Warfare Online First Impressions
A few years ago, a lot of my time was spent playing Starcraft II. The real-time strategy genre was big and dominated the E-Sports scene. However, this has been changing over time. Real time strategy (RTS) games have slowly been consumed by MOBA/ARTS (Action RTS) games such as Dota 2 and League of Legends. While they may not be completely gone from the gaming world, we do not hear about many RTS games these days. When I was introduced to a strategy war game, I was looking forward to trying it out. Read on to learn more about Warfare Online!
Warfare Online is an action strategy game featuring simplified real time strategy elements. This simplified strategy game advertises itself as being more accessible than others. Hardcore real time strategy games can be daunting for new players and even be very tiring for experts. I can still remember my fingers needing some rest after mashing away at keys playing Starcraft II. Warfare still offers elements of strategy but in a more relaxing form.
I did not expect to find a well-done tutorial in the early access
The game pits you against one other player as you both work towards destroying each other’s base. Using your custom-made platoon, you deploy troops to the field as they become available. Being a simplified RTS game, the only commands available for each team of units is to advance and cancel action (leave cover). Units will continue to march forwards unless a cover spot is marked at which point they will camp there.

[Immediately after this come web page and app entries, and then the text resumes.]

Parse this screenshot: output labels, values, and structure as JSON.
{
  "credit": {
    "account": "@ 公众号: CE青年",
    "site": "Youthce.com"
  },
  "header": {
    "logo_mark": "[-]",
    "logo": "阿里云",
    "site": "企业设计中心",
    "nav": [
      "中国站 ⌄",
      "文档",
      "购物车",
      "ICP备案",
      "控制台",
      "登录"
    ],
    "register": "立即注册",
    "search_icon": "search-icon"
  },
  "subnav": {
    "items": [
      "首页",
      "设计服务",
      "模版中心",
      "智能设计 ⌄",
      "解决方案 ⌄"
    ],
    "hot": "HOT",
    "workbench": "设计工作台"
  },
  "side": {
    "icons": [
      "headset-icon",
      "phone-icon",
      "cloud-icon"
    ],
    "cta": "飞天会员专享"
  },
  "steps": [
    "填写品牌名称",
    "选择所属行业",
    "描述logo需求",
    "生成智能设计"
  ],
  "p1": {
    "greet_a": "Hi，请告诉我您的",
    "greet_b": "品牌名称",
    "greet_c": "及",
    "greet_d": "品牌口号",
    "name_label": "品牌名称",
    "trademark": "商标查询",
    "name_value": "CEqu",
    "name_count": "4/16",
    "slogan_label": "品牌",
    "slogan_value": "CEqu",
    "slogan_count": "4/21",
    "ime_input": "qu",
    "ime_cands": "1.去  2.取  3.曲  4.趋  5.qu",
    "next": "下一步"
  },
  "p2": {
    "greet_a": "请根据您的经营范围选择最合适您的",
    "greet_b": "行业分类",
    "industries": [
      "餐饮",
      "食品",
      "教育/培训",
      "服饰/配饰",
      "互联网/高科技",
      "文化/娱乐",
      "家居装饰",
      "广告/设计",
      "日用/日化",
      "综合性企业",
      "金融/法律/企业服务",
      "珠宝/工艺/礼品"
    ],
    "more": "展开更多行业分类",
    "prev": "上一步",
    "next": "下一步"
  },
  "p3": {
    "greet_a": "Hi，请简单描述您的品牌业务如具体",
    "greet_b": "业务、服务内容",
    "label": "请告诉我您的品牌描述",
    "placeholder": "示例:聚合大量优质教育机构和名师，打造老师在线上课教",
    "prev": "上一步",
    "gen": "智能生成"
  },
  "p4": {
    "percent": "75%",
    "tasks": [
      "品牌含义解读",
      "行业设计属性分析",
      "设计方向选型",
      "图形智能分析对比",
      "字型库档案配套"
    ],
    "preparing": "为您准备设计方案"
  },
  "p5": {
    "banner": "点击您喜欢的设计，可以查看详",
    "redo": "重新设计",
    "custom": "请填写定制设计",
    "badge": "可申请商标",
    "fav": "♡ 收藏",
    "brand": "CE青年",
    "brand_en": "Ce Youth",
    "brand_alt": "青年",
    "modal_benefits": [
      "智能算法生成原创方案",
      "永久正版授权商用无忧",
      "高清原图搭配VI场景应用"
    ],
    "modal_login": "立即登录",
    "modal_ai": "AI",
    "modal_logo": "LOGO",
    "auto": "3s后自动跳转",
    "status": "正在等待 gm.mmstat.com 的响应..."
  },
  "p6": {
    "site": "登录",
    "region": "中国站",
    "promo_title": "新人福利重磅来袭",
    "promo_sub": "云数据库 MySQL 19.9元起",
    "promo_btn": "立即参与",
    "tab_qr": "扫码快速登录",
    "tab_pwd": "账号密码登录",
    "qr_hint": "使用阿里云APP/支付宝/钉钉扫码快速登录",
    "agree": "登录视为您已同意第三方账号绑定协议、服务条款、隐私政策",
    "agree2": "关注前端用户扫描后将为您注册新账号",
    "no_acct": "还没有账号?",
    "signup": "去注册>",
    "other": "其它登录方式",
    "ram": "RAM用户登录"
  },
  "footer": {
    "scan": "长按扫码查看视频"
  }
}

While this system may seem maybe too simple, it leads to action packed games that only last a few minutes. Without being able to retreat, you are forced to always be in the action until your units die. You cannot fall back and build up a large army, like many players like to do in other RTS games. The best comparison I can make for the units is that to creeps or minions from ARTS games such as Dota 2 and League of Legends. They mindlessly march towards the enemy base until they die or you order them to take cover.
Maps are made up of single lanes
Additional support assets are also available allowing you to assist your army as they march towards the enemy base. Assets such as mortar strikes and draw fire help to add in some additional complexity to the game. However, the game still maintains its accessible real time strategy nature.
After playing a few matches, I have found that there is some strategy involved but, likely due to my low level, it does not go as deep as other games. You will mostly be deciding in which order to send out your units and reacting against enemy units. It kind of feels like a game of Rock Paper Scissors where certain units are better against others. For example, I could keep sending Machine Gunners out to mow down enemy infantry but if I encounter a tank, I’m forced to send out Anti-Vehicle units.
Units can only be commanded to advance and take cover
Moving on from the gameplay, as a beta game, I was very impressed with the polish found in the game. The developers have done a great job to certain aspects of the game where even fully released games are lacking. The user interface, graphics, and sound are all very well done. I was very impressed with the sound the units make – they sound great! The controls however, can use some work. The game is very easy to pick up and play but little things like not being able to click on the cover markers to go into or leave cover are annoying – why do I have to click on the cover itself? Shouldn’t clicking on the marked cover area be good enough? Maybe I’m just being picky here though.
State of the Beta: Fun but for how long?
I enjoyed the time I spent playing Warfare Online. At first I was turned off by the simple nature of the game but quickly understood why this decision was made: the game is guaranteed to be fast and action-packed. However, there is also the drawback of having a low skill cap and quickly running out of things to do. Once I’ve spent hours upon hours on the game, what is going to make me want to come back for more?
The game feels more like a mobile game to me than a fully-fledged PC game. It’s something I can see myself playing from time to time but nothing I can commit too. The game gets very repetitive over time and there is not much calling me back after playing a few rounds. The reason I can invest thousands of hours into games such as Dota 2 and Counter Strike is that they bring out the competitive nature in all of us. They are fun for all but also feature an insanely high skill cap and unlimited possibilities. There is always something you can do and every game teaches you something new. I do not see this happening in a simplified RTS game.
You better have some anti-vehicle units for tanks
Let’s not dismiss games just because they feel like mobile games though. Look at what has happened lately with games such as Clash of Clans and Clash Royale attracting millions of players and even offering competitive E-Sports tournaments. In its current state, I do not see the same happening for Warfare Online but it is one of the better early access games I have played in a long time. This shows great potential for the game. Simple additions such as competitive modes with proper rankings and ladders can help spice up the game. The simple need to improve and reach the top can often be enough to keep players coming back for more.
The game is free to play and available on Steam; don’t take my word for it, check it out!
Articles You May Enjoy
- Path of Exile Ascendancy Expansion Preview
- Path of Exile reaches into their ever growing book of backstory to this time pull a tale that began roughly 200 years ago.
- Warhammer 40,000: Eternal Crusade Free to Play Transition Interview
- It's pretty well-known by now that Warhammer 40k: Eternal Crusade was meant to be Free to Play at some point.
- Tribal Wars Rise of The Paladins Released
- Today InnoGames launched a new paladin system in its classic strategy MMO Tribal Wars.